Monday, September 17, 2007

semantics vs. facts

I suspected that this might become an issue with the PC and NDP messaging calling the health tax the biggest tax increase in Ontario's history. It will be interesting to see how/if the PCs respond.

(As for the NDP response that you need to talk about inflation-adjusted dollars, the Liberals were using percentages of GDP, income and government revenue, not real dollar amounts, so unless it's a result of me missing my coffee this morning, I'm not sure how the amounts could be considered nominal.)

2 comments:

Ken said...

The way to measure the biggest tax increase is to take the nominal value of each tax increase and then to discount them all to some baseline year.

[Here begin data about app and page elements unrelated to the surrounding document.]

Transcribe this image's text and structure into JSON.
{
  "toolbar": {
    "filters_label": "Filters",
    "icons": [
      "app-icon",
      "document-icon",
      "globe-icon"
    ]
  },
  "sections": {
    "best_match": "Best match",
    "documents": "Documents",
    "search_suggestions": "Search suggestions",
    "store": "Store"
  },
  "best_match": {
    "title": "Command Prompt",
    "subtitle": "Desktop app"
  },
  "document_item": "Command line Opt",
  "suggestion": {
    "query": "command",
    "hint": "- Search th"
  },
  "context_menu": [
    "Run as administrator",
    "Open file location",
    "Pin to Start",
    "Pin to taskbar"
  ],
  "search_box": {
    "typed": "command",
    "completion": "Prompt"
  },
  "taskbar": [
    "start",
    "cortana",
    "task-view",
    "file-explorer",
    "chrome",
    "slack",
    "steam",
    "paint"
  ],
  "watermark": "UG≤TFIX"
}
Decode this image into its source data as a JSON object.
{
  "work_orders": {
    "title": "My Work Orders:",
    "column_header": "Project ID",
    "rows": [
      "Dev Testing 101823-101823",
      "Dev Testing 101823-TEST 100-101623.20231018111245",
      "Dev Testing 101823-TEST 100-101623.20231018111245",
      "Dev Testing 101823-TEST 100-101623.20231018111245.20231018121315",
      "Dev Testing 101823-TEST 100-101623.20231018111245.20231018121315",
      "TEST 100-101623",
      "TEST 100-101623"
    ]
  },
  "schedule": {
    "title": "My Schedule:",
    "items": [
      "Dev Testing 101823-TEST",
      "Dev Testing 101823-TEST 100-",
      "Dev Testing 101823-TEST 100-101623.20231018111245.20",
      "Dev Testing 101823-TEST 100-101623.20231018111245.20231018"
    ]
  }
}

Saying a tax increase isn't the biggest because it has a less percentage change in something like government revenue is grasping at straws. Only because spending has way outpaced inflation does this make the Liberals health tax not the biggest.

The question is did the NDP raise taxes by more than about $1.95B in 1992 or the PC's by $1.12B in 1981?

Using the numbers of % increase based on GDP and revenue (that the article claims the Liberals produced and PC/NDP don't dispute: NDP 1992 increase of about $2B of 1992 dollars, PC 1981 increase of less than $700M in 1981 dollars (I was using $132B for gdp in 1981, I think this is correct?).

So it is certainly bigger than the PC increase, and due to rounding of numbers I can't say if it is much different than the NDP increase in 1992.

Janet said...

See, and that's what I was expecting (or something like that, I don't actually care that much if it was bigger or not, I just think it's stupid to say it is if it's not). But I think the PCPO waited too long to respond - anyone who cares about this stuff already has it in their head that the PCs didn't have a response to the Liberal accounting methods.